- Problem to work on
Repeat every record below exactly as written.

- Records shown
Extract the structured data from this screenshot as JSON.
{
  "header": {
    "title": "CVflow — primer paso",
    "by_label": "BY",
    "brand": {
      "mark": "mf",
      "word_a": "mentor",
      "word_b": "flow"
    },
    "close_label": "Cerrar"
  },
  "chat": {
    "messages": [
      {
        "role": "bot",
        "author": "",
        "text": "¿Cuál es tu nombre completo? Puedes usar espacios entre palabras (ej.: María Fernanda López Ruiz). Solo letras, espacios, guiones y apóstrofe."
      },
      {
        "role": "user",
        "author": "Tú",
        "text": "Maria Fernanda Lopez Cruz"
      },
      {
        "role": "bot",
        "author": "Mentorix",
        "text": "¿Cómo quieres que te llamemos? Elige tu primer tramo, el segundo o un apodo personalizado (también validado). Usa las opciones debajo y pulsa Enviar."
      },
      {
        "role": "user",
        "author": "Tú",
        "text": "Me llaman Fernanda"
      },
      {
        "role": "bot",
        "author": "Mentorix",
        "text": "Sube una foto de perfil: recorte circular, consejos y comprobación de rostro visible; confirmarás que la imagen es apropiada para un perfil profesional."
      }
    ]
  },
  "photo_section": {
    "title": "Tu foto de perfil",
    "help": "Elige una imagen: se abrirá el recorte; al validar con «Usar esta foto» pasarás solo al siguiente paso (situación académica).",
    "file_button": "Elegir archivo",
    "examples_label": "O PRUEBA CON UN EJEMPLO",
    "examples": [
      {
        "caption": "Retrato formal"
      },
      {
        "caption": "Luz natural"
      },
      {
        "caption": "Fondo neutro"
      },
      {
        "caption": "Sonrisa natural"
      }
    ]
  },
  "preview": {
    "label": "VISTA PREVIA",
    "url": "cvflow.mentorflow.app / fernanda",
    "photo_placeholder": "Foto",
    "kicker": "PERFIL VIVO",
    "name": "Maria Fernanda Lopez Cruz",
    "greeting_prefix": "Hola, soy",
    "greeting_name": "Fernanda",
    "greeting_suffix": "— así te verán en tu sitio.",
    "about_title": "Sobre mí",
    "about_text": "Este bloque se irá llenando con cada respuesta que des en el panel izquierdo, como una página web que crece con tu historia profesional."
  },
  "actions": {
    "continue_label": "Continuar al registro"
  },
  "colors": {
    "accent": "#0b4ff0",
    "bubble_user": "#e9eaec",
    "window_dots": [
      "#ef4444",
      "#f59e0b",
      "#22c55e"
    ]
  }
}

- Output of the task
Extract the structured data from this screenshot as JSON.
{
  "header": {
    "title": "CVflow — primer paso",
    "by_label": "BY",
    "brand": {
      "mark": "mf",
      "word_a": "mentor",
      "word_b": "flow"
    },
    "close_label": "Cerrar"
  },
  "chat": {
    "messages": [
      {
        "role": "bot",
        "author": "",
        "text": "¿Cuál es tu nombre completo? Puedes usar espacios entre palabras (ej.: María Fernanda López Ruiz). Solo letras, espacios, guiones y apóstrofe."
      },
      {
        "role": "user",
        "author": "Tú",
        "text": "Maria Fernanda Lopez Cruz"
      },
      {
        "role": "bot",
        "author": "Mentorix",
        "text": "¿Cómo quieres que te llamemos? Elige tu primer tramo, el segundo o un apodo personalizado (también validado). Usa las opciones debajo y pulsa Enviar."
      },
      {
        "role": "user",
        "author": "Tú",
        "text": "Me llaman Fernanda"
      },
      {
        "role": "bot",
        "author": "Mentorix",
        "text": "Sube una foto de perfil: recorte circular, consejos y comprobación de rostro visible; confirmarás que la imagen es apropiada para un perfil profesional."
      }
    ]
  },
  "photo_section": {
    "title": "Tu foto de perfil",
    "help": "Elige una imagen: se abrirá el recorte; al validar con «Usar esta foto» pasarás solo al siguiente paso (situación académica).",
    "file_button": "Elegir archivo",
    "examples_label": "O PRUEBA CON UN EJEMPLO",
    "examples": [
      {
        "caption": "Retrato formal"
      },
      {
        "caption": "Luz natural"
      },
      {
        "caption": "Fondo neutro"
      },
      {
        "caption": "Sonrisa natural"
      }
    ]
  },
  "preview": {
    "label": "VISTA PREVIA",
    "url": "cvflow.mentorflow.app / fernanda",
    "photo_placeholder": "Foto",
    "kicker": "PERFIL VIVO",
    "name": "Maria Fernanda Lopez Cruz",
    "greeting_prefix": "Hola, soy",
    "greeting_name": "Fernanda",
    "greeting_suffix": "— así te verán en tu sitio.",
    "about_title": "Sobre mí",
    "about_text": "Este bloque se irá llenando con cada respuesta que des en el panel izquierdo, como una página web que crece con tu historia profesional."
  },
  "actions": {
    "continue_label": "Continuar al registro"
  },
  "colors": {
    "accent": "#0b4ff0",
    "bubble_user": "#e9eaec",
    "window_dots": [
      "#ef4444",
      "#f59e0b",
      "#22c55e"
    ]
  }
}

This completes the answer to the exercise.